imported from God’s own basement, since only
in hell is memory exact. In one classroom,
a dozen angels scratch their heads as their teacher
displays the cross-section of a human skull,
saying, Here is the sadness, here
the anger, here’s where laughter is kept.
And the angels think, How strange, and take notes
and would temper their forgiveness if it weren’t
all forgotten by the afternoon. Sometimes
a group flies down to earth with their teacher,
who wants them to study a living example, and
this evening they find a man lying in a doorway
in an alley in Detroit. They stand around
chewing their pencils as their teacher says,
This is the bottle he drinks from when he
wants to forget, this is the Detroit Tigers
T-shirt he wears whenever he’s sad, this is
the electric kazoo he plays in order to weep.
And the angels think, How peculiar, and wonder
whether to temper their forgiveness or just
let it ride, which really doesn’t matter since
they forget the question as soon as it’s asked.
But their muttering wakes the man in the doorway,
who looks to see a flock of doves departing
over the trash cans. And because he dreamt
of betrayal and pursuit, of defeat in battle,
the death of friends, he heaves a bottle at them
and it breaks under a streetlight so the light
reflects on its hundred broken pieces with such
a multicolored twinkling that the man laughs.
From their place on a brick wall, the angels
watch and one asks, What good are they? Then
others take up the cry, What good are they,
what good are they? But as fast as they articulate
the question it’s forgotten and their teacher,
a minor demon, returns with them to heaven.
But the man, still chuckling, sits in his doorway,
and the rats in their dumpsters hear this sound
like stones rattling or metal banging together,
and they see how the man is by himself without
food or companions, without work or family
or a real bed for his body. They creep back
to their holes and practice little laughs
that sound like coughing or a dog throwing up
as once more they uselessly try to imitate
the noise the hairless make when defeated.

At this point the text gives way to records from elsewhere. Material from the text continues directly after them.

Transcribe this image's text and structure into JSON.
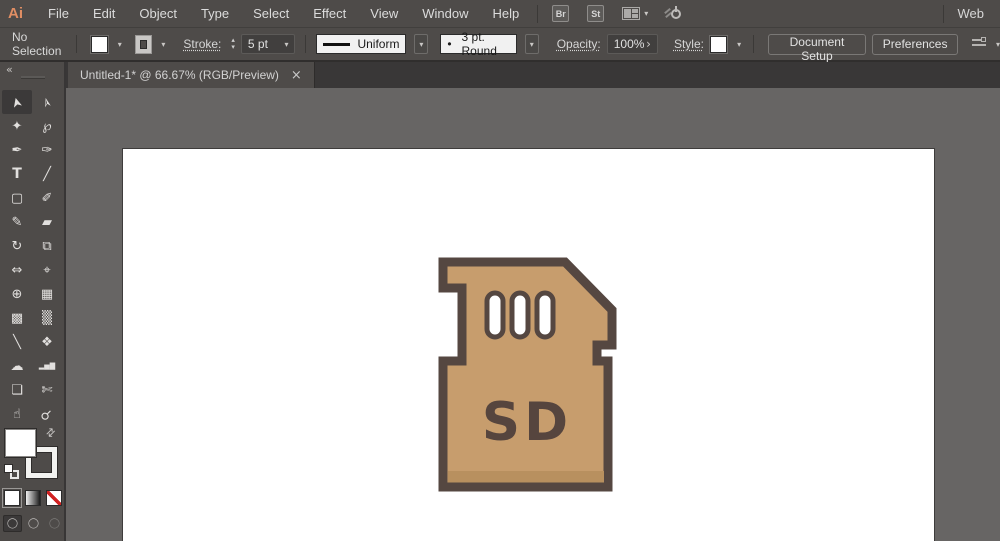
{
  "app": {
    "logo_text": "Ai",
    "workspace": "Web"
  },
  "menu": {
    "items": [
      "File",
      "Edit",
      "Object",
      "Type",
      "Select",
      "Effect",
      "View",
      "Window",
      "Help"
    ],
    "br_label": "Br",
    "st_label": "St"
  },
  "control_bar": {
    "selection_status": "No Selection",
    "stroke_label": "Stroke:",
    "stroke_weight": "5 pt",
    "width_profile": "Uniform",
    "brush_dot": "•",
    "brush": "3 pt. Round",
    "opacity_label": "Opacity:",
    "opacity_value": "100%",
    "style_label": "Style:",
    "document_setup_label": "Document Setup",
    "preferences_label": "Preferences"
  },
  "document_tab": {
    "title": "Untitled-1* @ 66.67% (RGB/Preview)",
    "close_glyph": "×"
  },
  "icons": {
    "chevron": "▾",
    "up": "▴",
    "down": "▾",
    "submenu_arrow": "›",
    "swap": "⇄",
    "collapse": "«",
    "circle": "◯"
  },
  "toolbar": {
    "tools": [
      {
        "name": "selection",
        "glyph": "➤"
      },
      {
        "name": "direct-selection",
        "glyph": "➢"
      },
      {
        "name": "magic-wand",
        "glyph": "✦"
      },
      {
        "name": "lasso",
        "glyph": "℘"
      },
      {
        "name": "pen",
        "glyph": "✒"
      },
      {
        "name": "curvature",
        "glyph": "✑"
      },
      {
        "name": "type",
        "glyph": "T"
      },
      {
        "name": "line-segment",
        "glyph": "╱"
      },
      {
        "name": "rectangle",
        "glyph": "▢"
      },
      {
        "name": "paintbrush",
        "glyph": "✐"
      },
      {
        "name": "pencil",
        "glyph": "✎"
      },
      {
        "name": "eraser",
        "glyph": "▰"
      },
      {
        "name": "rotate",
        "glyph": "↻"
      },
      {
        "name": "scale",
        "glyph": "⧉"
      },
      {
        "name": "width",
        "glyph": "⇔"
      },
      {
        "name": "puppet-warp",
        "glyph": "⌖"
      },
      {
        "name": "shape-builder",
        "glyph": "⊕"
      },
      {
        "name": "perspective-grid",
        "glyph": "▦"
      },
      {
        "name": "mesh",
        "glyph": "▩"
      },
      {
        "name": "gradient",
        "glyph": "▒"
      },
      {
        "name": "eyedropper",
        "glyph": "╲"
      },
      {
        "name": "blend",
        "glyph": "❖"
      },
      {
        "name": "symbol-sprayer",
        "glyph": "☁"
      },
      {
        "name": "column-graph",
        "glyph": "▂▅▇"
      },
      {
        "name": "artboard",
        "glyph": "❏"
      },
      {
        "name": "slice",
        "glyph": "✄"
      },
      {
        "name": "hand",
        "glyph": "☝"
      },
      {
        "name": "zoom",
        "glyph": "⚲"
      }
    ]
  },
  "artwork": {
    "label": "SD",
    "body_color": "#C79D6D",
    "outline_color": "#554741",
    "label_color": "#56453E",
    "shade_color": "#B8905F",
    "slot_fill": "#FFFFFF"
  },
  "colors": {
    "bar_bg": "#4E4B49",
    "tab_strip_bg": "#393737",
    "canvas_bg": "#676564",
    "logo_accent": "#E08E64"
  }
}
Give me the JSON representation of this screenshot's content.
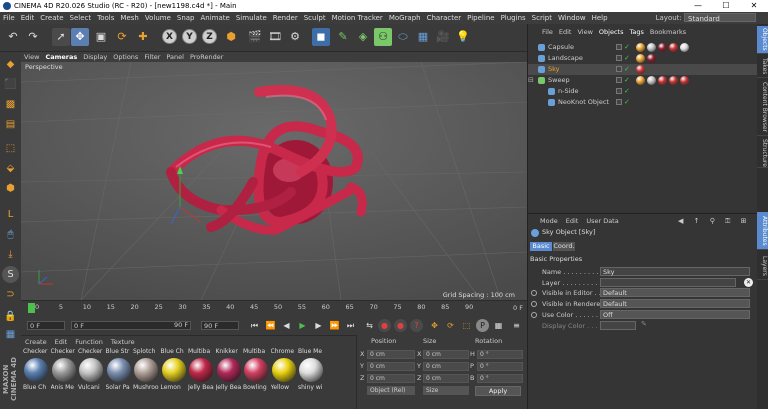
{
  "window": {
    "title": "CINEMA 4D R20.026 Studio (RC - R20) - [new1198.c4d *] - Main",
    "minimize": "—",
    "maximize": "☐",
    "close": "✕"
  },
  "menubar": {
    "items": [
      "File",
      "Edit",
      "Create",
      "Select",
      "Tools",
      "Mesh",
      "Volume",
      "Snap",
      "Animate",
      "Simulate",
      "Render",
      "Sculpt",
      "Motion Tracker",
      "MoGraph",
      "Character",
      "Pipeline",
      "Plugins",
      "Script",
      "Window",
      "Help"
    ],
    "layout_label": "Layout:",
    "layout_value": "Standard"
  },
  "toolbar": {
    "x": "X",
    "y": "Y",
    "z": "Z"
  },
  "viewport": {
    "menu": [
      "View",
      "Cameras",
      "Display",
      "Options",
      "Filter",
      "Panel",
      "ProRender"
    ],
    "camera_label": "Perspective",
    "grid_spacing": "Grid Spacing : 100 cm"
  },
  "timeline": {
    "ticks": [
      "0",
      "5",
      "10",
      "15",
      "20",
      "25",
      "30",
      "35",
      "40",
      "45",
      "50",
      "55",
      "60",
      "65",
      "70",
      "75",
      "80",
      "85",
      "90"
    ],
    "end_label": "0 F",
    "start_field": "0 F",
    "current_field": "0 F",
    "range_end": "90 F",
    "end_field": "90 F"
  },
  "material_manager": {
    "menu": [
      "Create",
      "Edit",
      "Function",
      "Texture"
    ],
    "materials": [
      {
        "name": "Checker",
        "label": "Blue Ch",
        "color": "#5a7fb0"
      },
      {
        "name": "Checker",
        "label": "Anis Me",
        "color": "#9a9a9a"
      },
      {
        "name": "Checker",
        "label": "Vulcani",
        "color": "#c4c4c4"
      },
      {
        "name": "Blue Str",
        "label": "Solar Pa",
        "color": "#7a8fb0"
      },
      {
        "name": "Splotch",
        "label": "Mushroo",
        "color": "#b0a098"
      },
      {
        "name": "Blue Ch",
        "label": "Lemon",
        "color": "#e4d020"
      },
      {
        "name": "Multiba",
        "label": "Jelly Bea",
        "color": "#c02848"
      },
      {
        "name": "Knikker",
        "label": "Jelly Bea",
        "color": "#b02858"
      },
      {
        "name": "Multiba",
        "label": "Bowling",
        "color": "#d04060"
      },
      {
        "name": "Chrome",
        "label": "Yellow",
        "color": "#e8d010"
      },
      {
        "name": "Blue Me",
        "label": "shiny wi",
        "color": "#dedede"
      }
    ]
  },
  "coordinates": {
    "headers": [
      "Position",
      "Size",
      "Rotation"
    ],
    "rows": [
      {
        "axis": "X",
        "pos": "0 cm",
        "size_axis": "X",
        "size": "0 cm",
        "rot_axis": "H",
        "rot": "0 °"
      },
      {
        "axis": "Y",
        "pos": "0 cm",
        "size_axis": "Y",
        "size": "0 cm",
        "rot_axis": "P",
        "rot": "0 °"
      },
      {
        "axis": "Z",
        "pos": "0 cm",
        "size_axis": "Z",
        "size": "0 cm",
        "rot_axis": "B",
        "rot": "0 °"
      }
    ],
    "mode": "Object (Rel)",
    "size_mode": "Size",
    "apply": "Apply"
  },
  "object_manager": {
    "menu": [
      "File",
      "Edit",
      "View",
      "Objects",
      "Tags",
      "Bookmarks"
    ],
    "objects": [
      {
        "name": "Capsule",
        "color": "#6aa0d8",
        "indent": 0
      },
      {
        "name": "Landscape",
        "color": "#6aa0d8",
        "indent": 0
      },
      {
        "name": "Sky",
        "color": "#6aa0d8",
        "indent": 0,
        "selected": true
      },
      {
        "name": "Sweep",
        "color": "#7ac86a",
        "indent": 0
      },
      {
        "name": "n-Side",
        "color": "#6aa0d8",
        "indent": 1
      },
      {
        "name": "NeoKnot Object",
        "color": "#6aa0d8",
        "indent": 1
      }
    ]
  },
  "attributes": {
    "menu": [
      "Mode",
      "Edit",
      "User Data"
    ],
    "object_title": "Sky Object [Sky]",
    "tabs": [
      "Basic",
      "Coord."
    ],
    "section": "Basic Properties",
    "fields": [
      {
        "label": "Name",
        "value": "Sky"
      },
      {
        "label": "Layer",
        "value": ""
      },
      {
        "label": "Visible in Editor",
        "value": "Default"
      },
      {
        "label": "Visible in Renderer",
        "value": "Default"
      },
      {
        "label": "Use Color",
        "value": "Off"
      },
      {
        "label": "Display Color",
        "value": ""
      }
    ]
  },
  "side_tabs": [
    "Objects",
    "Takes",
    "Content Browser",
    "Structure",
    "Attributes",
    "Layers"
  ],
  "colors": {
    "knot": "#c8284a",
    "accent": "#5a8ad0"
  },
  "maxon_label": "MAXON CINEMA 4D"
}
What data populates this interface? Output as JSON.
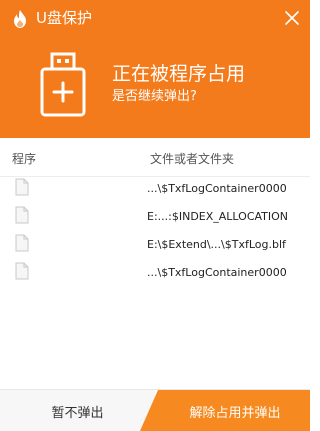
{
  "window": {
    "title": "U盘保护",
    "logo_icon": "flame-shield-icon",
    "close_icon": "close-icon"
  },
  "banner": {
    "icon": "usb-drive-plus-icon",
    "headline": "正在被程序占用",
    "subline": "是否继续弹出?"
  },
  "table": {
    "columns": {
      "program": "程序",
      "file": "文件或者文件夹"
    },
    "rows": [
      {
        "icon": "file-icon",
        "path": "...\\$TxfLogContainer0000"
      },
      {
        "icon": "file-icon",
        "path": "E:...:$INDEX_ALLOCATION"
      },
      {
        "icon": "file-icon",
        "path": "E:\\$Extend\\...\\$TxfLog.blf"
      },
      {
        "icon": "file-icon",
        "path": "...\\$TxfLogContainer0000"
      }
    ]
  },
  "footer": {
    "cancel_label": "暂不弹出",
    "confirm_label": "解除占用并弹出"
  },
  "colors": {
    "accent": "#f47b1c",
    "confirm_button": "#f6891f"
  }
}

Whether you believe in angels or not you can’t deny how well this story is told and how beautifully it is laid out.  Every line runs so smooth and I wish even my blog posts could do that….but now those first few lines
How difficult to be an angel.
In order to forgive, they have no memory.
In order to be good, they are always forgetting.
How else could heaven be run?

He starts off really explaining why angels are the way they are….how they differ from humans.  The idea that they keep forgetting is what allows them to forgive or to be good is a great introduction.

I want you to write a poem that explains how angels differ from humans, what traits make them exist in ways that we are faulted….try to tell a story about the angels and make them as descriptive as possible….don’t like angels?  Use devils instead with that same rationale….don’t believe in angels or devils?  Try to write a piece based around our souls or some kind of afterlife explanation or aliens perhaps….put the angels in some kind of common situation (not a classroom though, like Dobyns did)  maybe write the situation first and the differences between them and humans may come after you write that out….

any questions post them in the comments section and we can discuss them as a group.